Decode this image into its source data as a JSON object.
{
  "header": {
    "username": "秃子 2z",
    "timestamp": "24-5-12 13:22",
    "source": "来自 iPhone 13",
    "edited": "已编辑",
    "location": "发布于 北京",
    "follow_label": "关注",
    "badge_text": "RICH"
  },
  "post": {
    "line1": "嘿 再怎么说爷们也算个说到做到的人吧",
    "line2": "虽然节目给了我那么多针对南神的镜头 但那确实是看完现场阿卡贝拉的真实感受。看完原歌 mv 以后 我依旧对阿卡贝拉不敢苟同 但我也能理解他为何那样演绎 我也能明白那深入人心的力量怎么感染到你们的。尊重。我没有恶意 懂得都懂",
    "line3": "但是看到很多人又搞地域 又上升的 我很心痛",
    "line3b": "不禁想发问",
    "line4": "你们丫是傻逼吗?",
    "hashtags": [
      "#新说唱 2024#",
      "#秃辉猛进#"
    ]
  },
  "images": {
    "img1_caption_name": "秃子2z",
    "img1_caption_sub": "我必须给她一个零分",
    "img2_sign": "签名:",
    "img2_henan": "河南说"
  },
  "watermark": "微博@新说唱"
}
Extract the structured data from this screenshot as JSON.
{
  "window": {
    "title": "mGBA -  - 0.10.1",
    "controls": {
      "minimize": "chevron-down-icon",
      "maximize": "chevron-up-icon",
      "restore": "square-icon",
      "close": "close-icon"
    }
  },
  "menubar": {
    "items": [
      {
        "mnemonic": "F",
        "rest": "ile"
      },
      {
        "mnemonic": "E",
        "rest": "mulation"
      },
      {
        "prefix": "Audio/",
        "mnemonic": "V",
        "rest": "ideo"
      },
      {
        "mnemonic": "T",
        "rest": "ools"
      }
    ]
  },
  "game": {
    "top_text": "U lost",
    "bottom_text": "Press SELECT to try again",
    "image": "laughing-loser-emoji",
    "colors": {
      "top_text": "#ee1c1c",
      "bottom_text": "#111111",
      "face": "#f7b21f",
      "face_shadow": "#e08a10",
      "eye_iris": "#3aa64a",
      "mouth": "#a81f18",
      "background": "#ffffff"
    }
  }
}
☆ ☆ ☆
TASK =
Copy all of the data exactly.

RESPONSE TO THE TASK =
Decode this image into its source data as a JSON object.
{
  "header": {
    "username": "秃子 2z",
    "timestamp": "24-5-12 13:22",
    "source": "来自 iPhone 13",
    "edited": "已编辑",
    "location": "发布于 北京",
    "follow_label": "关注",
    "badge_text": "RICH"
  },
  "post": {
    "line1": "嘿 再怎么说爷们也算个说到做到的人吧",
    "line2": "虽然节目给了我那么多针对南神的镜头 但那确实是看完现场阿卡贝拉的真实感受。看完原歌 mv 以后 我依旧对阿卡贝拉不敢苟同 但我也能理解他为何那样演绎 我也能明白那深入人心的力量怎么感染到你们的。尊重。我没有恶意 懂得都懂",
    "line3": "但是看到很多人又搞地域 又上升的 我很心痛",
    "line3b": "不禁想发问",
    "line4": "你们丫是傻逼吗?",
    "hashtags": [
      "#新说唱 2024#",
      "#秃辉猛进#"
    ]
  },
  "images": {
    "img1_caption_name": "秃子2z",
    "img1_caption_sub": "我必须给她一个零分",
    "img2_sign": "签名:",
    "img2_henan": "河南说"
  },
  "watermark": "微博@新说唱"
}
Extract the structured data from this screenshot as JSON.
{
  "window": {
    "title": "mGBA -  - 0.10.1",
    "controls": {
      "minimize": "chevron-down-icon",
      "maximize": "chevron-up-icon",
      "restore": "square-icon",
      "close": "close-icon"
    }
  },
  "menubar": {
    "items": [
      {
        "mnemonic": "F",
        "rest": "ile"
      },
      {
        "mnemonic": "E",
        "rest": "mulation"
      },
      {
        "prefix": "Audio/",
        "mnemonic": "V",
        "rest": "ideo"
      },
      {
        "mnemonic": "T",
        "rest": "ools"
      }
    ]
  },
  "game": {
    "top_text": "U lost",
    "bottom_text": "Press SELECT to try again",
    "image": "laughing-loser-emoji",
    "colors": {
      "top_text": "#ee1c1c",
      "bottom_text": "#111111",
      "face": "#f7b21f",
      "face_shadow": "#e08a10",
      "eye_iris": "#3aa64a",
      "mouth": "#a81f18",
      "background": "#ffffff"
    }
  }
}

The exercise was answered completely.